[[ Data, beginning ]]

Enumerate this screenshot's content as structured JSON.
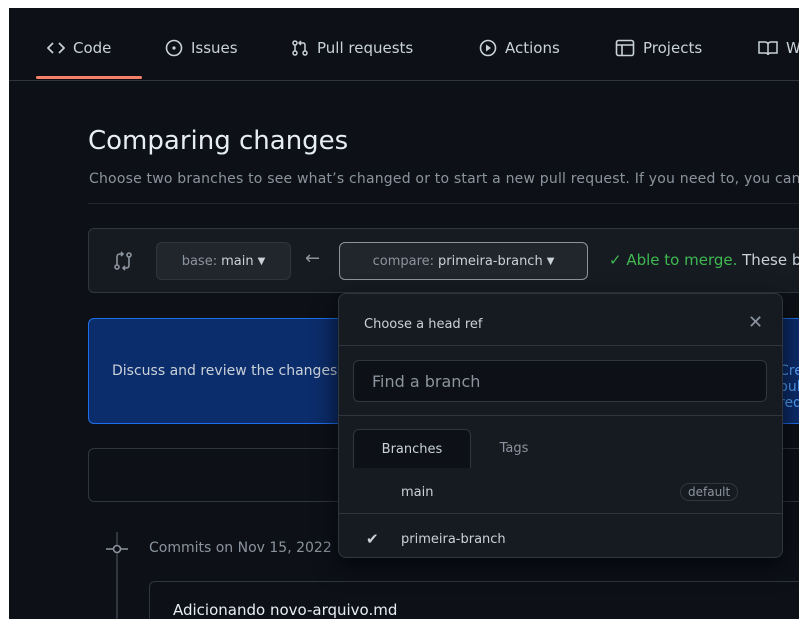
{
  "nav": {
    "tabs": [
      {
        "label": "Code",
        "icon": "code-icon"
      },
      {
        "label": "Issues",
        "icon": "issue-opened-icon"
      },
      {
        "label": "Pull requests",
        "icon": "git-pull-request-icon"
      },
      {
        "label": "Actions",
        "icon": "play-icon"
      },
      {
        "label": "Projects",
        "icon": "table-icon"
      },
      {
        "label": "Wiki",
        "icon": "book-icon"
      }
    ],
    "active": "Code"
  },
  "page": {
    "title": "Comparing changes",
    "subtitle": "Choose two branches to see what’s changed or to start a new pull request. If you need to, you can also compare across forks."
  },
  "range": {
    "base_prefix": "base:",
    "base_value": "main",
    "compare_prefix": "compare:",
    "compare_value": "primeira-branch",
    "merge_status": "✓ Able to merge.",
    "merge_status_rest": " These branches can be automatically merged."
  },
  "discuss": {
    "text": "Discuss and review the changes in this comparison with others.",
    "link": "Create pull request"
  },
  "commits": {
    "group_label": "Commits on Nov 15, 2022",
    "first_commit": "Adicionando novo-arquivo.md"
  },
  "dropdown": {
    "title": "Choose a head ref",
    "search_placeholder": "Find a branch",
    "tabs": [
      "Branches",
      "Tags"
    ],
    "branches": [
      {
        "name": "main",
        "badge": "default",
        "selected": false
      },
      {
        "name": "primeira-branch",
        "badge": "",
        "selected": true
      }
    ]
  },
  "colors": {
    "background": "#0d1117",
    "accent_underline": "#f78166",
    "success": "#3fb950",
    "link": "#58a6ff",
    "flash_bg": "#0c2d6b"
  }
}
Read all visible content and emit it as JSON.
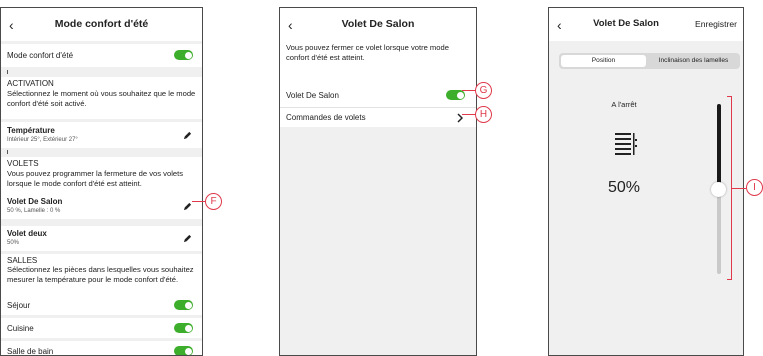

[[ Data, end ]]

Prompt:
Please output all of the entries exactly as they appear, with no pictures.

Answer section:
Enumerate this screenshot's content as structured JSON.
{
  "nav": {
    "tabs": [
      {
        "label": "Code",
        "icon": "code-icon"
      },
      {
        "label": "Issues",
        "icon": "issue-opened-icon"
      },
      {
        "label": "Pull requests",
        "icon": "git-pull-request-icon"
      },
      {
        "label": "Actions",
        "icon": "play-icon"
      },
      {
        "label": "Projects",
        "icon": "table-icon"
      },
      {
        "label": "Wiki",
        "icon": "book-icon"
      }
    ],
    "active": "Code"
  },
  "page": {
    "title": "Comparing changes",
    "subtitle": "Choose two branches to see what’s changed or to start a new pull request. If you need to, you can also compare across forks."
  },
  "range": {
    "base_prefix": "base:",
    "base_value": "main",
    "compare_prefix": "compare:",
    "compare_value": "primeira-branch",
    "merge_status": "✓ Able to merge.",
    "merge_status_rest": " These branches can be automatically merged."
  },
  "discuss": {
    "text": "Discuss and review the changes in this comparison with others.",
    "link": "Create pull request"
  },
  "commits": {
    "group_label": "Commits on Nov 15, 2022",
    "first_commit": "Adicionando novo-arquivo.md"
  },
  "dropdown": {
    "title": "Choose a head ref",
    "search_placeholder": "Find a branch",
    "tabs": [
      "Branches",
      "Tags"
    ],
    "branches": [
      {
        "name": "main",
        "badge": "default",
        "selected": false
      },
      {
        "name": "primeira-branch",
        "badge": "",
        "selected": true
      }
    ]
  },
  "colors": {
    "background": "#0d1117",
    "accent_underline": "#f78166",
    "success": "#3fb950",
    "link": "#58a6ff",
    "flash_bg": "#0c2d6b"
  }
}
Read all visible content and emit it as JSON.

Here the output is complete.